A while ago I decided to hang up my career in the world of stability and normality. A world of long hours on another persons clock. For years I had been talking about being my own boss. So one morning I wrote a letter and handed it over. I gave up having someone else making decisions for me, for better or for worse. I gave all of this up instability and insanity, longer hours, but all for me, and having to answer to no one but myself. In other words I run headlong off a cliff and quit my job to run my own business and it was not a surprise that suddenly my life became that much more interesting. Here are 5 things I noticed when I quit my job to start my own business.
1. Advice! Advice everywhere!
Seemingly everyone seems to wants to have their say in how things should go and, though people are mostly supportive, it is hard to distinguish what advice you should be listening to and what advice you should put to one side. I have had at least 4 completely different pieces of advice on how to manage my social media, 3 different bits of advice on how business works here in New Zealand (all different and a few with an ‘I think’ helpfully added on) and lots of advice on where to sell. So what advice do you take?

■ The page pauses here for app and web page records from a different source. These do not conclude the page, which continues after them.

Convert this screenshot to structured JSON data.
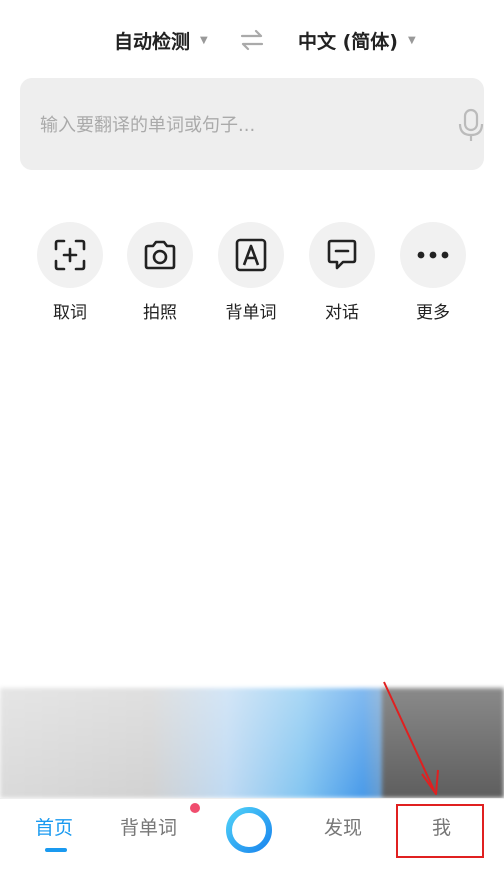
{
  "lang_bar": {
    "source": "自动检测",
    "target": "中文 (简体)",
    "swap_icon": "swap-arrows-icon",
    "caret_icon": "caret-down-icon"
  },
  "search": {
    "placeholder": "输入要翻译的单词或句子...",
    "value": "",
    "mic_icon": "microphone-icon"
  },
  "tools": [
    {
      "label": "取词",
      "icon": "scan-add-icon"
    },
    {
      "label": "拍照",
      "icon": "camera-icon"
    },
    {
      "label": "背单词",
      "icon": "letter-a-card-icon"
    },
    {
      "label": "对话",
      "icon": "chat-bubble-icon"
    },
    {
      "label": "更多",
      "icon": "more-dots-icon"
    }
  ],
  "tabbar": {
    "items": [
      {
        "label": "首页",
        "active": true
      },
      {
        "label": "背单词",
        "badge": "dot"
      },
      {
        "label": "",
        "icon": "assistant-ring-icon"
      },
      {
        "label": "发现"
      },
      {
        "label": "我"
      }
    ]
  },
  "colors": {
    "accent": "#1a9af0",
    "badge": "#f04d6e",
    "annotation": "#e02020"
  },
  "annotation": {
    "type": "red-box-with-arrow",
    "target": "tab-me"
  }
}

Start by looking at the person. Do they really know what they are talking about? Are they just trying to be caring, but do not understand the real nature of what you are doing? Are they successful in what they do? Have they been in your position? Do they know anything about the industry you work in? You will know what will feel right in the end, but it will be hard sometimes to separate the wheat from the chaff.
2. People always seem to want to share their opinion on my choice.

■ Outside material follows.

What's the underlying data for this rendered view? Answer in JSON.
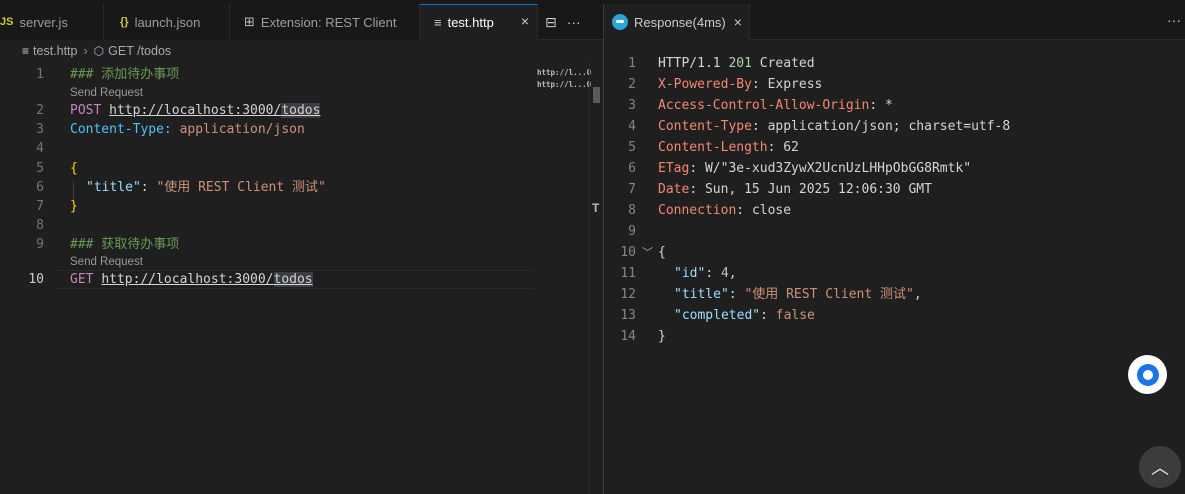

This, again, is not always a bad thing. In fact in my case most of the opinions were amazing, I am really lucky to have wonderful and supportive friends and family. The opinions were that I had been brave, that it was a wonderful thing to have done, that they loved what I did and could not wait to help me out. Then were, of course, the few, ‘What are you going to do about money?’ the few, ‘Well how are you going to do that?’ the few, ‘Are you sure you are making the right choice?’. A lot of these people most seem to be of the opinion that you woke up one morning and just decided ‘Hey, I should quit my job and start-up a crafting business.’ and handed in your resignation the next day.
If you have quit your job to run your own business then it is very likely that you have researching it for months, even years, you will have read everything you could find on the subject, you will have looked carefully at your finances and worked out how you are going to support yourself…you know you have done this, believe in yourself at this point. Though that will not stop you looking at yourself in the mirror some mornings, when you are cleaning your teeth, and wondering what the hell you are doing!
3. I suddenly become much busier.
Yes! You finally did it, you handed your notice in and resigned, your 9-5 job is gone, you now have a great view from your office window every morning, your commute is less than 2 minutes and the only demanding coworkers are your cats. Now this is where the hard work really starts.
Hours spent fine tuning your branding, marketing on-line and networking. If you thought you spent a lot of time on social media before hand, if your brand requires online marketing, Facebook and Instagram are suddenly your life. Paperwork, accounting, stock checks, all of that kind of thing are forcing their way into your thoughts at inconvenient times.
If anything at the start of my business I spent a chuck of my time time finding things to make all of this a little easier, organisation apps, accounting apps, time management methods. A lot of time when I was starting up was spent working out how to best save myself time and manage that time. Not only that I am finishing up this Blog post on a Sunday to make sure I can publish it in time for the week ahead.
4. My stress changed.
In my old career I never really felt in charge or in control, when I saw bad decisions being made I could do nothing about them, or at the most I could stick my oar in and hope for a change.
When you run your own business it can be stressful, deadlines need to be met, things can go wrong, you can struggle with money for a long time, but it feels different when all of this is happening for you. When you are the one making the changes, when the outcome affects your bottom line, it all just seems more worth while. I do still worry, but when you are doing something you truly enjoy and when the effort you put in affects you and your business directly the stress just feels more worth while.
5. I have never been happier.
OK, this is not a guarantee, but in most cases if you are the kind of person that is prepared to take that leap and feels that is what they want to do in their gut and can cope with having just about enough money to grab a quick ice-cream as a treat, when you start-up, then you will be happier. Not only am I happy with my decisions, I get to work my work day around my rhythms. It took me a while of trying to set up a routine but, when I let myself just work as I wanted, I eventually found out what maximizes my time. I love to create things first thing in the morning, while my other half is driving to work, parking up the car, and heading off into the office, I am up, sitting in front of Netflix and working on my masterpiece, a cup of coffee helping me kick the thinking part of my brain into gear. Late afternoon is when I like to write, my brain is buzzing and words just pour onto the screen. Allowing my natural rhythm to come into play means I am more efficient and more relaxed. I can take a take a two-hour lunch break and make up for that time in the evenings or during a quiet bit of the weekend. I work the same amount, or maybe even a little more, but it is much more spread out. All in all I just feel better about things.
What are your experiences? What would you tell others who started their own business? What would you have wanted someone to tell you?